■ **ABOUT THIS EXERCISE**:
Give the entries again exactly. Skip the pictures.

■ **DATASET EXCERPTS**:
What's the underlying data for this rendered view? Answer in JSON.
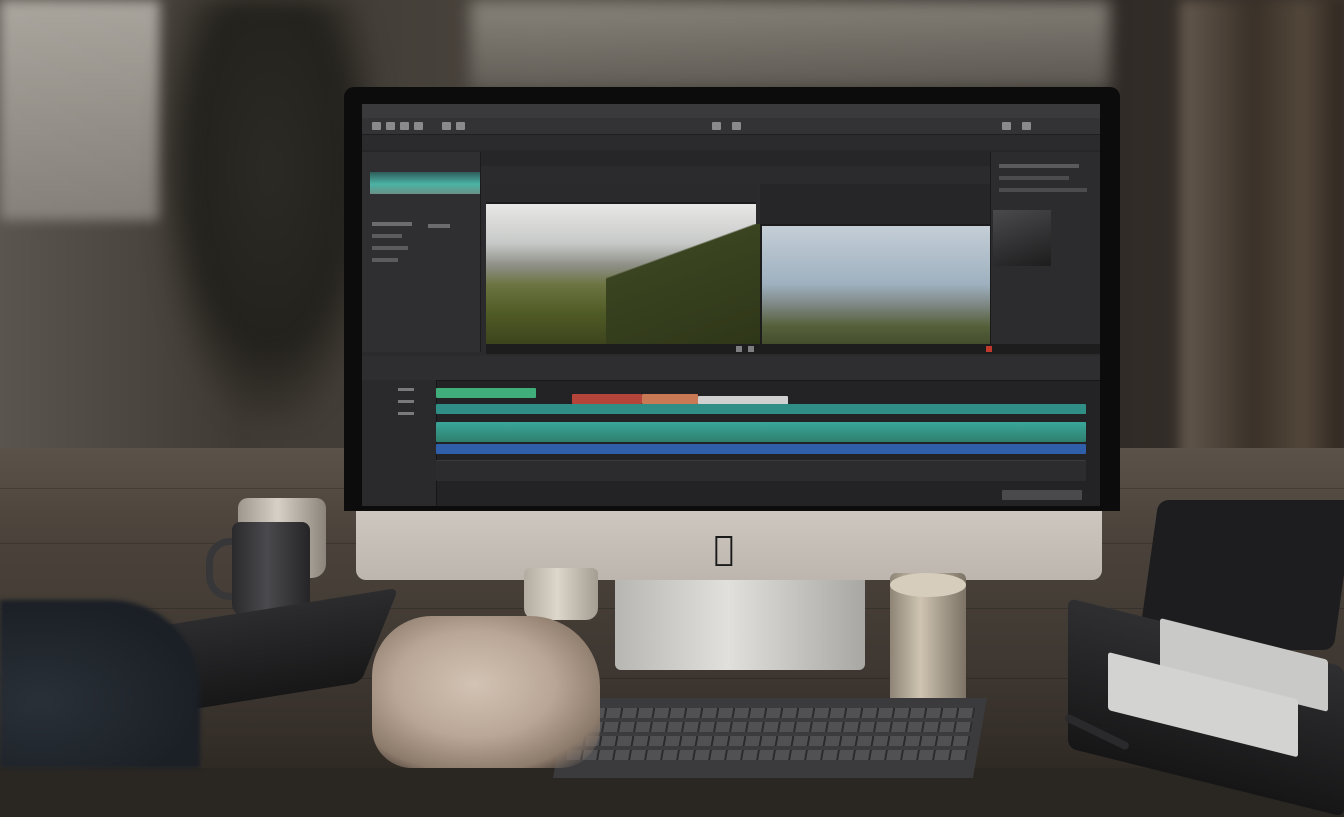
{
  "scene": {
    "description_free": true,
    "brand_mark": "apple-logo-icon"
  },
  "app": {
    "title": "",
    "media_panel": {
      "labels": [
        "",
        "",
        ""
      ]
    }
  },
  "colors": {
    "clip_green": "#3fae7a",
    "clip_teal": "#2f8f86",
    "clip_blue": "#2f5fa8",
    "clip_red": "#b5453b",
    "clip_orange": "#c97a55"
  }
}
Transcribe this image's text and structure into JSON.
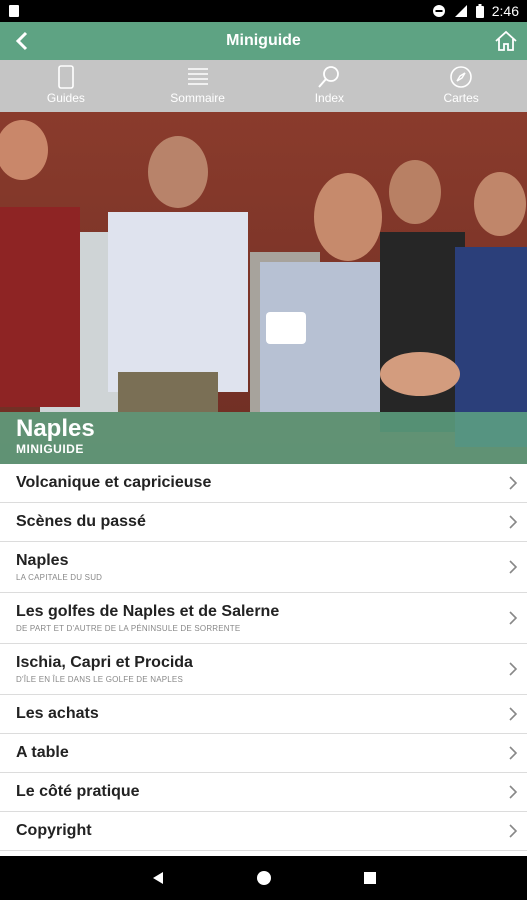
{
  "status": {
    "time": "2:46"
  },
  "header": {
    "title": "Miniguide"
  },
  "toolbar": {
    "tabs": [
      {
        "label": "Guides",
        "icon": "phone-icon"
      },
      {
        "label": "Sommaire",
        "icon": "list-icon"
      },
      {
        "label": "Index",
        "icon": "magnifier-icon"
      },
      {
        "label": "Cartes",
        "icon": "compass-icon"
      }
    ]
  },
  "hero": {
    "city": "Naples",
    "subtitle": "MINIGUIDE"
  },
  "list": {
    "items": [
      {
        "label": "Volcanique et capricieuse",
        "caption": ""
      },
      {
        "label": "Scènes du passé",
        "caption": ""
      },
      {
        "label": "Naples",
        "caption": "LA CAPITALE DU SUD"
      },
      {
        "label": "Les golfes de Naples et de Salerne",
        "caption": "DE PART ET D'AUTRE DE LA PÉNINSULE DE SORRENTE"
      },
      {
        "label": "Ischia, Capri et Procida",
        "caption": "D'ÎLE EN ÎLE DANS LE GOLFE DE NAPLES"
      },
      {
        "label": "Les achats",
        "caption": ""
      },
      {
        "label": "A table",
        "caption": ""
      },
      {
        "label": "Le côté pratique",
        "caption": ""
      },
      {
        "label": "Copyright",
        "caption": ""
      }
    ]
  },
  "colors": {
    "accent": "#5ea383",
    "toolbar": "#c5c5c5"
  }
}
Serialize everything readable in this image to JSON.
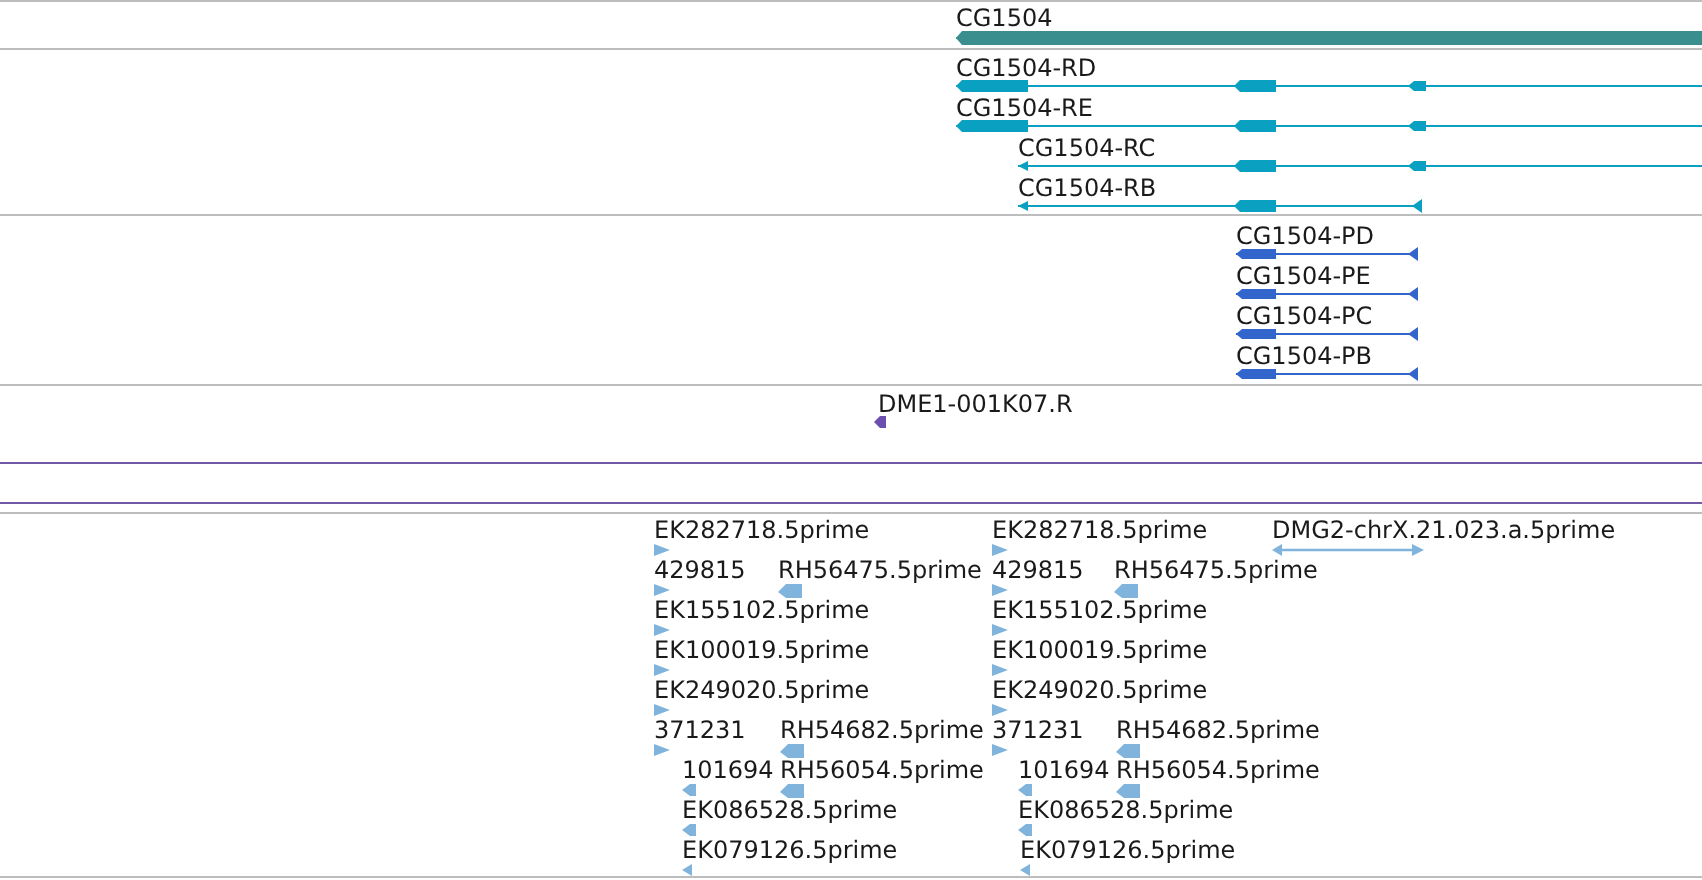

■ **COMPLETED TASK**:
What's the underlying data for this rendered view? Answer in JSON.
{
  "scene": {
    "description_free": true,
    "brand_mark": "apple-logo-icon"
  },
  "app": {
    "title": "",
    "media_panel": {
      "labels": [
        "",
        "",
        ""
      ]
    }
  },
  "colors": {
    "clip_green": "#3fae7a",
    "clip_teal": "#2f8f86",
    "clip_blue": "#2f5fa8",
    "clip_red": "#b5453b",
    "clip_orange": "#c97a55"
  }
}
Transcribe this image's text and structure into JSON.
{
  "status": {
    "time": "2:46"
  },
  "header": {
    "title": "Miniguide"
  },
  "toolbar": {
    "tabs": [
      {
        "label": "Guides",
        "icon": "phone-icon"
      },
      {
        "label": "Sommaire",
        "icon": "list-icon"
      },
      {
        "label": "Index",
        "icon": "magnifier-icon"
      },
      {
        "label": "Cartes",
        "icon": "compass-icon"
      }
    ]
  },
  "hero": {
    "city": "Naples",
    "subtitle": "MINIGUIDE"
  },
  "list": {
    "items": [
      {
        "label": "Volcanique et capricieuse",
        "caption": ""
      },
      {
        "label": "Scènes du passé",
        "caption": ""
      },
      {
        "label": "Naples",
        "caption": "LA CAPITALE DU SUD"
      },
      {
        "label": "Les golfes de Naples et de Salerne",
        "caption": "DE PART ET D'AUTRE DE LA PÉNINSULE DE SORRENTE"
      },
      {
        "label": "Ischia, Capri et Procida",
        "caption": "D'ÎLE EN ÎLE DANS LE GOLFE DE NAPLES"
      },
      {
        "label": "Les achats",
        "caption": ""
      },
      {
        "label": "A table",
        "caption": ""
      },
      {
        "label": "Le côté pratique",
        "caption": ""
      },
      {
        "label": "Copyright",
        "caption": ""
      }
    ]
  },
  "colors": {
    "accent": "#5ea383",
    "toolbar": "#c5c5c5"
  }
}
Serialize everything readable in this image to JSON.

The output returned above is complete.